The user may define at least one slice of interest 274 through the anatomy of interest 276 on the first image 270 with the user input 120 (shown in
The update rate of the second image 272 may be limited by the time required to scan from a beginning 286 to an end 288 of the slice of interest, or by the orientation of the slice of interest 274 with respect to the scan planes 202-210 (shown in
Alternatively, the slice of interest 274 may be displayed automatically in an arbitrary position on the first image 270, and the second image 272 is displayed based on the arbitrary position of the slice of interest 274. The user then may rotate and change the location, thickness, and the like, of the slice of interest 274 with user input 120. It should be noted that scan data outside the slice of interest 274 may be disregarded so that the data is not saved or processed.
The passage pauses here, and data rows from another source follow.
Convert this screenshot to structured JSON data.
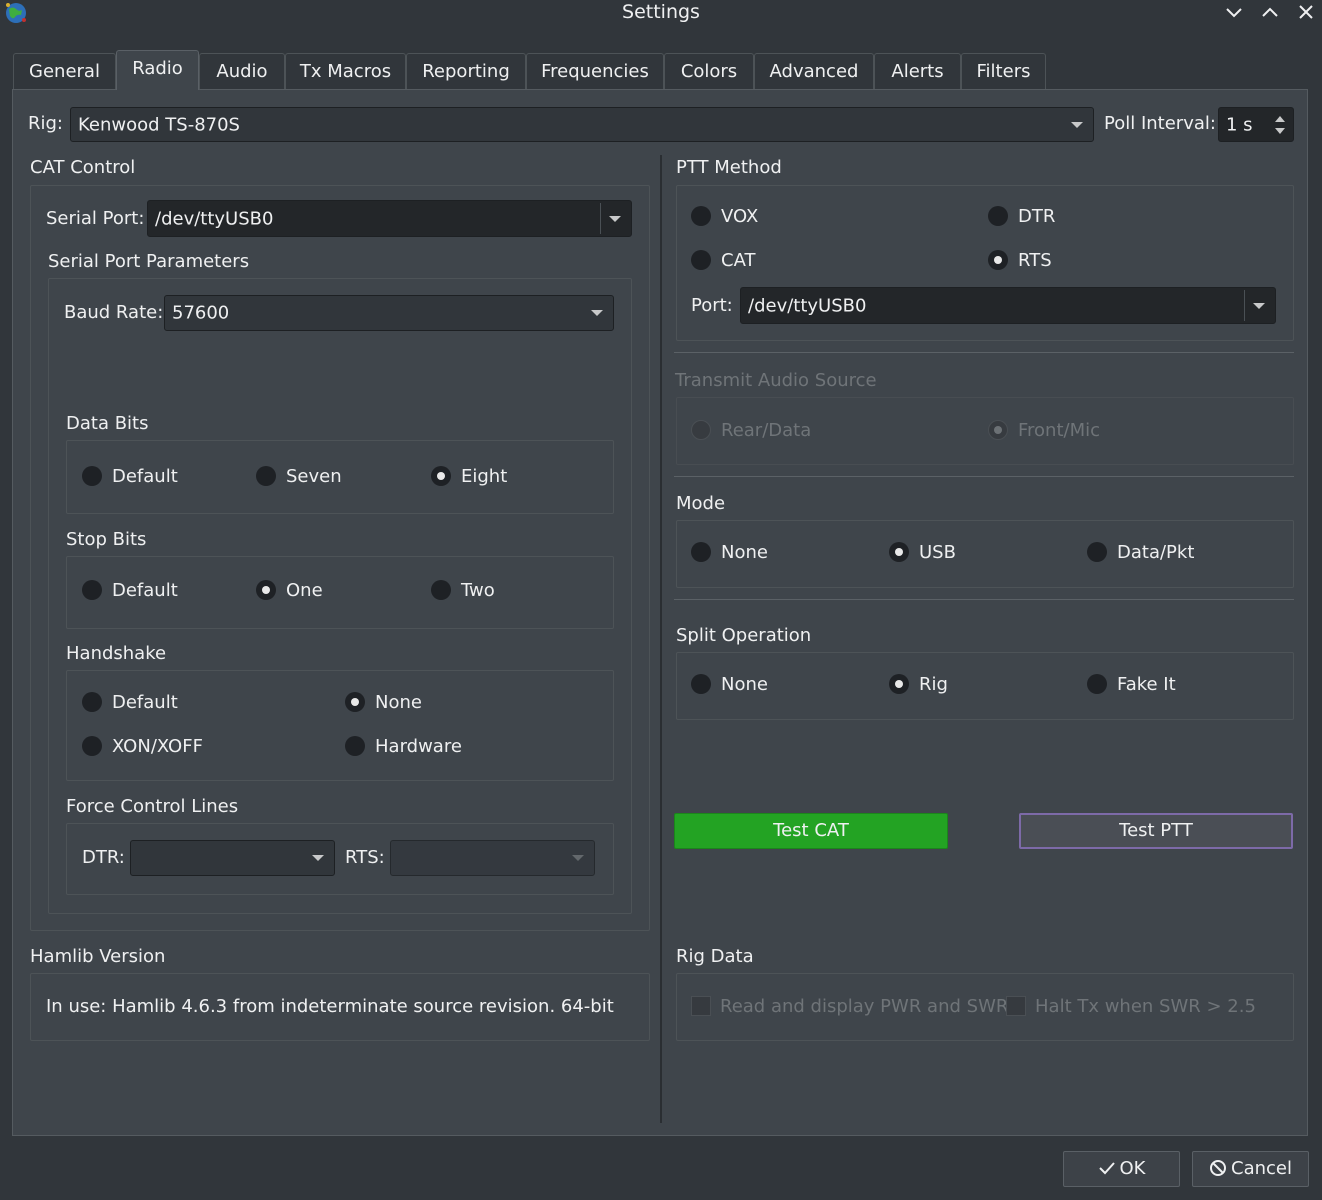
{
  "window": {
    "title": "Settings"
  },
  "tabs": [
    {
      "label": "General"
    },
    {
      "label": "Radio"
    },
    {
      "label": "Audio"
    },
    {
      "label": "Tx Macros"
    },
    {
      "label": "Reporting"
    },
    {
      "label": "Frequencies"
    },
    {
      "label": "Colors"
    },
    {
      "label": "Advanced"
    },
    {
      "label": "Alerts"
    },
    {
      "label": "Filters"
    }
  ],
  "rig": {
    "label": "Rig:",
    "value": "Kenwood TS-870S",
    "poll_label": "Poll Interval:",
    "poll_value": "1 s"
  },
  "cat": {
    "title": "CAT Control",
    "serial_port_label": "Serial Port:",
    "serial_port_value": "/dev/ttyUSB0",
    "params_title": "Serial Port Parameters",
    "baud_label": "Baud Rate:",
    "baud_value": "57600",
    "data_bits": {
      "title": "Data Bits",
      "opt1": "Default",
      "opt2": "Seven",
      "opt3": "Eight"
    },
    "stop_bits": {
      "title": "Stop Bits",
      "opt1": "Default",
      "opt2": "One",
      "opt3": "Two"
    },
    "handshake": {
      "title": "Handshake",
      "opt1": "Default",
      "opt2": "None",
      "opt3": "XON/XOFF",
      "opt4": "Hardware"
    },
    "force": {
      "title": "Force Control Lines",
      "dtr_label": "DTR:",
      "rts_label": "RTS:"
    }
  },
  "hamlib": {
    "title": "Hamlib Version",
    "text": "In use:  Hamlib 4.6.3 from indeterminate source revision. 64-bit"
  },
  "ptt": {
    "title": "PTT Method",
    "vox": "VOX",
    "dtr": "DTR",
    "cat": "CAT",
    "rts": "RTS",
    "port_label": "Port:",
    "port_value": "/dev/ttyUSB0"
  },
  "tx_audio": {
    "title": "Transmit Audio Source",
    "rear": "Rear/Data",
    "front": "Front/Mic"
  },
  "mode": {
    "title": "Mode",
    "none": "None",
    "usb": "USB",
    "data": "Data/Pkt"
  },
  "split": {
    "title": "Split Operation",
    "none": "None",
    "rig": "Rig",
    "fake": "Fake It"
  },
  "buttons": {
    "test_cat": "Test CAT",
    "test_ptt": "Test PTT",
    "ok": "OK",
    "cancel": "Cancel"
  },
  "rig_data": {
    "title": "Rig Data",
    "read_pwr": "Read and display PWR and SWR",
    "halt_tx": "Halt Tx when SWR > 2.5"
  },
  "colors": {
    "accent_green": "#23a323",
    "ptt_border": "#7d6aa8",
    "background": "#31363b"
  }
}
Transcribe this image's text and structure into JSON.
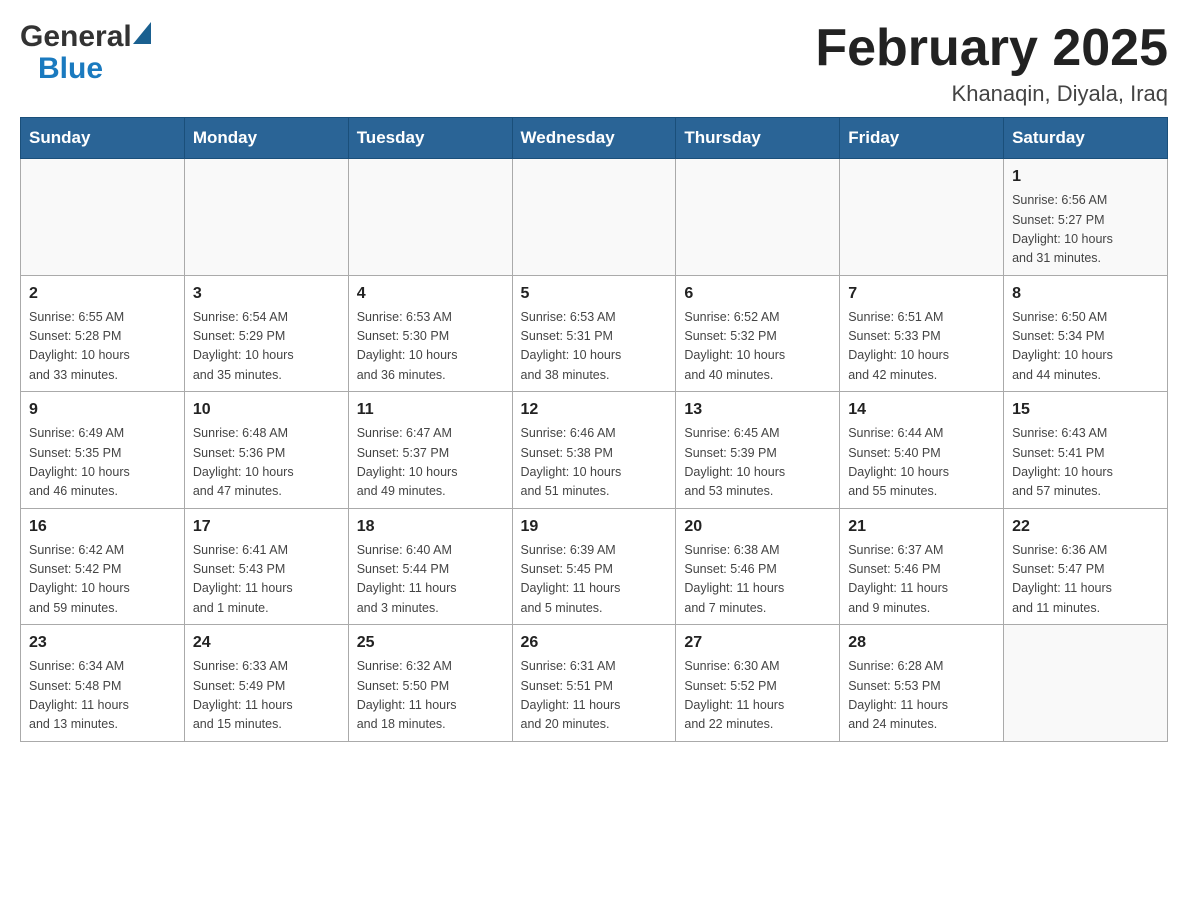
{
  "header": {
    "logo": {
      "general": "General",
      "blue": "Blue"
    },
    "title": "February 2025",
    "location": "Khanaqin, Diyala, Iraq"
  },
  "days_of_week": [
    "Sunday",
    "Monday",
    "Tuesday",
    "Wednesday",
    "Thursday",
    "Friday",
    "Saturday"
  ],
  "weeks": [
    {
      "days": [
        {
          "number": "",
          "info": ""
        },
        {
          "number": "",
          "info": ""
        },
        {
          "number": "",
          "info": ""
        },
        {
          "number": "",
          "info": ""
        },
        {
          "number": "",
          "info": ""
        },
        {
          "number": "",
          "info": ""
        },
        {
          "number": "1",
          "info": "Sunrise: 6:56 AM\nSunset: 5:27 PM\nDaylight: 10 hours\nand 31 minutes."
        }
      ]
    },
    {
      "days": [
        {
          "number": "2",
          "info": "Sunrise: 6:55 AM\nSunset: 5:28 PM\nDaylight: 10 hours\nand 33 minutes."
        },
        {
          "number": "3",
          "info": "Sunrise: 6:54 AM\nSunset: 5:29 PM\nDaylight: 10 hours\nand 35 minutes."
        },
        {
          "number": "4",
          "info": "Sunrise: 6:53 AM\nSunset: 5:30 PM\nDaylight: 10 hours\nand 36 minutes."
        },
        {
          "number": "5",
          "info": "Sunrise: 6:53 AM\nSunset: 5:31 PM\nDaylight: 10 hours\nand 38 minutes."
        },
        {
          "number": "6",
          "info": "Sunrise: 6:52 AM\nSunset: 5:32 PM\nDaylight: 10 hours\nand 40 minutes."
        },
        {
          "number": "7",
          "info": "Sunrise: 6:51 AM\nSunset: 5:33 PM\nDaylight: 10 hours\nand 42 minutes."
        },
        {
          "number": "8",
          "info": "Sunrise: 6:50 AM\nSunset: 5:34 PM\nDaylight: 10 hours\nand 44 minutes."
        }
      ]
    },
    {
      "days": [
        {
          "number": "9",
          "info": "Sunrise: 6:49 AM\nSunset: 5:35 PM\nDaylight: 10 hours\nand 46 minutes."
        },
        {
          "number": "10",
          "info": "Sunrise: 6:48 AM\nSunset: 5:36 PM\nDaylight: 10 hours\nand 47 minutes."
        },
        {
          "number": "11",
          "info": "Sunrise: 6:47 AM\nSunset: 5:37 PM\nDaylight: 10 hours\nand 49 minutes."
        },
        {
          "number": "12",
          "info": "Sunrise: 6:46 AM\nSunset: 5:38 PM\nDaylight: 10 hours\nand 51 minutes."
        },
        {
          "number": "13",
          "info": "Sunrise: 6:45 AM\nSunset: 5:39 PM\nDaylight: 10 hours\nand 53 minutes."
        },
        {
          "number": "14",
          "info": "Sunrise: 6:44 AM\nSunset: 5:40 PM\nDaylight: 10 hours\nand 55 minutes."
        },
        {
          "number": "15",
          "info": "Sunrise: 6:43 AM\nSunset: 5:41 PM\nDaylight: 10 hours\nand 57 minutes."
        }
      ]
    },
    {
      "days": [
        {
          "number": "16",
          "info": "Sunrise: 6:42 AM\nSunset: 5:42 PM\nDaylight: 10 hours\nand 59 minutes."
        },
        {
          "number": "17",
          "info": "Sunrise: 6:41 AM\nSunset: 5:43 PM\nDaylight: 11 hours\nand 1 minute."
        },
        {
          "number": "18",
          "info": "Sunrise: 6:40 AM\nSunset: 5:44 PM\nDaylight: 11 hours\nand 3 minutes."
        },
        {
          "number": "19",
          "info": "Sunrise: 6:39 AM\nSunset: 5:45 PM\nDaylight: 11 hours\nand 5 minutes."
        },
        {
          "number": "20",
          "info": "Sunrise: 6:38 AM\nSunset: 5:46 PM\nDaylight: 11 hours\nand 7 minutes."
        },
        {
          "number": "21",
          "info": "Sunrise: 6:37 AM\nSunset: 5:46 PM\nDaylight: 11 hours\nand 9 minutes."
        },
        {
          "number": "22",
          "info": "Sunrise: 6:36 AM\nSunset: 5:47 PM\nDaylight: 11 hours\nand 11 minutes."
        }
      ]
    },
    {
      "days": [
        {
          "number": "23",
          "info": "Sunrise: 6:34 AM\nSunset: 5:48 PM\nDaylight: 11 hours\nand 13 minutes."
        },
        {
          "number": "24",
          "info": "Sunrise: 6:33 AM\nSunset: 5:49 PM\nDaylight: 11 hours\nand 15 minutes."
        },
        {
          "number": "25",
          "info": "Sunrise: 6:32 AM\nSunset: 5:50 PM\nDaylight: 11 hours\nand 18 minutes."
        },
        {
          "number": "26",
          "info": "Sunrise: 6:31 AM\nSunset: 5:51 PM\nDaylight: 11 hours\nand 20 minutes."
        },
        {
          "number": "27",
          "info": "Sunrise: 6:30 AM\nSunset: 5:52 PM\nDaylight: 11 hours\nand 22 minutes."
        },
        {
          "number": "28",
          "info": "Sunrise: 6:28 AM\nSunset: 5:53 PM\nDaylight: 11 hours\nand 24 minutes."
        },
        {
          "number": "",
          "info": ""
        }
      ]
    }
  ]
}
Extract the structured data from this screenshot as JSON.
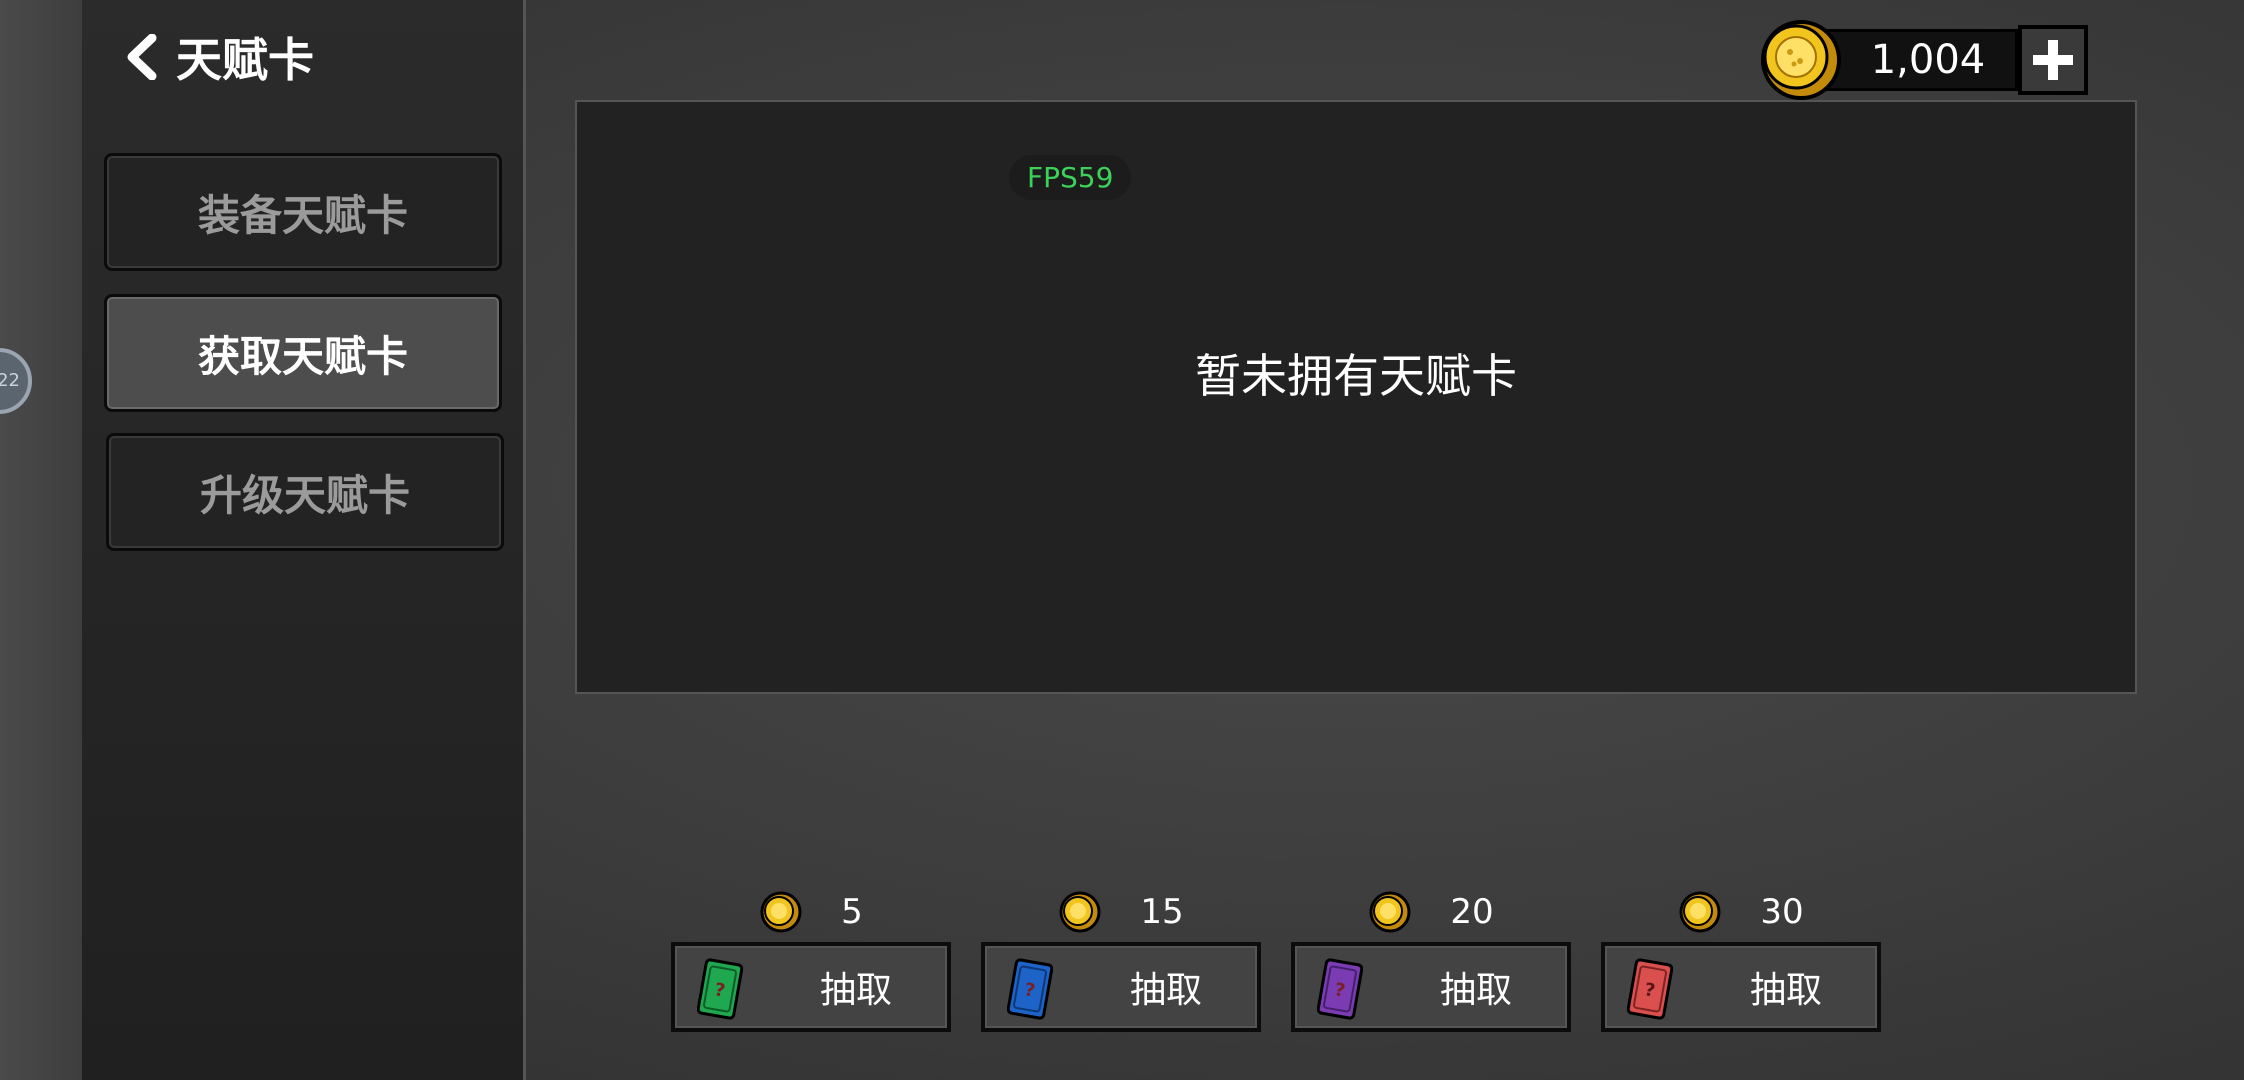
{
  "header": {
    "title": "天赋卡"
  },
  "side_badge": {
    "text": "22"
  },
  "menu": {
    "items": [
      {
        "label": "装备天赋卡",
        "active": false
      },
      {
        "label": "获取天赋卡",
        "active": true
      },
      {
        "label": "升级天赋卡",
        "active": false
      }
    ]
  },
  "currency": {
    "amount": "1,004"
  },
  "panel": {
    "fps": "FPS59",
    "empty_message": "暂未拥有天赋卡"
  },
  "draws": [
    {
      "cost": "5",
      "label": "抽取",
      "card_color": "#1fa84f"
    },
    {
      "cost": "15",
      "label": "抽取",
      "card_color": "#1e63c8"
    },
    {
      "cost": "20",
      "label": "抽取",
      "card_color": "#7b3bb3"
    },
    {
      "cost": "30",
      "label": "抽取",
      "card_color": "#d9504f"
    }
  ],
  "colors": {
    "coin": "#e8b91c",
    "fps_text": "#3dd15a"
  },
  "icons": [
    "back-chevron-icon",
    "coin-icon",
    "plus-icon",
    "mystery-card-icon"
  ]
}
The second image 282 illustrates an anatomic M-mode scan based on one or more lines 284 defined on the first image 280. As previously discussed, the lines 284 may be defined by the user once the first image 280 is displayed, or may be automatically displayed and then moved to the desired location by the user.
As the lines 284 are defined on the first image 280, the processor 116 (shown in
For example, as shown in
While the invention has been described in terms of various specific embodiments, those skilled in the art will recognize that the invention can be practiced with modification within the spirit and scope of the claims.